Marshall was no stranger to hunting. He grew up in a hunting household in Illinois where his family hunted pheasant, quail, and deer. Although Marshall was too young to participate in the deer hunting before his family moved to a different state, he still remembers his father and other family members cherishing the tradition of the hunt each year. Marshall was excited to start a new hunting tradition with his son, and there’s no better place to start one rather than at the Heartland Lodge.
Marshall and Mattingly arrived at the Heartland Lodge the day after Christmas for a three day hunt. Unseasonably warm weather, rain, and high winds were predicted for all three days of hunting but it did not dampen their spirits. Their goals were to harvest their first deer, rain, wind, and high winds wasn’t going to stop them from going out and reaching their goal. Both Marshall and Mattingly practiced shooting their bows religiously and had even finished near the top of their divisions in some local 3-D target shoots back home. They felt confident that if an opportunity arose they would be able to make a lethal shot.
The first few days of hunting were slow for both Marshall and Mattingly. On the second morning of the hunt, Marshall was the only hunter in camp to brave the elements. The winds were howling and basically raining sideways. Even though he didn’t see a deer that morning, he had no regrets for heading out. To say the least, he was determined to get a deer.
It came down to the last evening of their hunt, Mattingly was sitting in a ground blind that was on the edge of CRP overlooking a narrow strip of turnips that the deer had been hitting hard. He had sat in the blind the night before and had seen a lot of deer but they never foraged close enough for an ethical shot. Marshall was sitting in a massive red oak tree overlooking a long, narrow strip of clover.
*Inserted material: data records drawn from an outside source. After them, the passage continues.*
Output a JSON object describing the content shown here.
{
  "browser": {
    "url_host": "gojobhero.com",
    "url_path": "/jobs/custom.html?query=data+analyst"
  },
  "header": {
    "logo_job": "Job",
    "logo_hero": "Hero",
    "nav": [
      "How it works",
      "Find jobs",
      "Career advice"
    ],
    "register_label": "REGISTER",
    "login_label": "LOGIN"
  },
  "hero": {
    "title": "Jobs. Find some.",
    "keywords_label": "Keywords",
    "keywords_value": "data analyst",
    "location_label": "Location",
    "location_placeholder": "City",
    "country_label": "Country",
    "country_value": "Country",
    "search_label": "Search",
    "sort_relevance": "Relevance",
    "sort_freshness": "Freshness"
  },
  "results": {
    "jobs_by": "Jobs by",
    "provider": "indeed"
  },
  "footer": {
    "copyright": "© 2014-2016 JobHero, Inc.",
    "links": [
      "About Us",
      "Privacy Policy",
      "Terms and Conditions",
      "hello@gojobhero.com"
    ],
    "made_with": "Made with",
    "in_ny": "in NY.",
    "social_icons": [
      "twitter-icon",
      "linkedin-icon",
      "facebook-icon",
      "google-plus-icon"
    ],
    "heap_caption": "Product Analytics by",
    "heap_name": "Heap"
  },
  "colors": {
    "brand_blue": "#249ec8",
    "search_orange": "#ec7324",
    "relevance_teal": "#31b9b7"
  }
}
It wasn’t long into their afternoon sit when the action began. Marshall had his attention set on a group of does that came out of the adjacent wooded draw and began to forage on the clover just 80 yards to his right. They were slowly working towards his direction when something spooked one of the does and took off in the draw, the rest of them followed suit. Confused as to what had spooked the deer, Marshall watched intently for the instigator. Just minutes later a doe and a yearling popped out just to the left of him out of the draw. Marshall could tell the doe was nervous as she moved ever so cautiously towards his tree stand, stopping for long periods of time listening and watching for movement. As she entered bow range, Marshall readied his bow. The mature doe knew something wasn’t quite right and began to exit the field, Marshall drew his bow back and as the doe began to turn to walk away, he let an arrow fly. The doe jumped the string and the arrow hit high, dropping the doe in the field. A follow up shot was made and the doe quickly expired.
Just minutes later, Marshall received a text from his son that he too had got one. He made a great double lung shot on a deer at 17 yards. But Mattingly’s evening wasn’t over yet, about 45 minutes later a mature doe began to forage in the turnips and started working her way towards the right side of his blind. As the doe got within about 25 yards, Mattingly drew back and let the arrow fly, again he made a perfect double lung shot and the big doe expired quickly.
After years of long hours practicing, hard work, and determination, father and son were able to harvest their first deer together. They both showed great perseverance and stayed positive throughout the hunt even weather conditions were tough and deer movement was slow. A special memory that they will treasure for the rest of their lives, no matter how many more deer they are able to harvest, the first one will always hold a special place in a hunter’s heart, especially when you’re able to share the moments with your family. When hunting at the Heartland Lodge, you may not only experience the hunt of a lifetime but you can bring home memories that you will cherish with friends and family for the rest of your life.
Last Updated: January 17th, 2016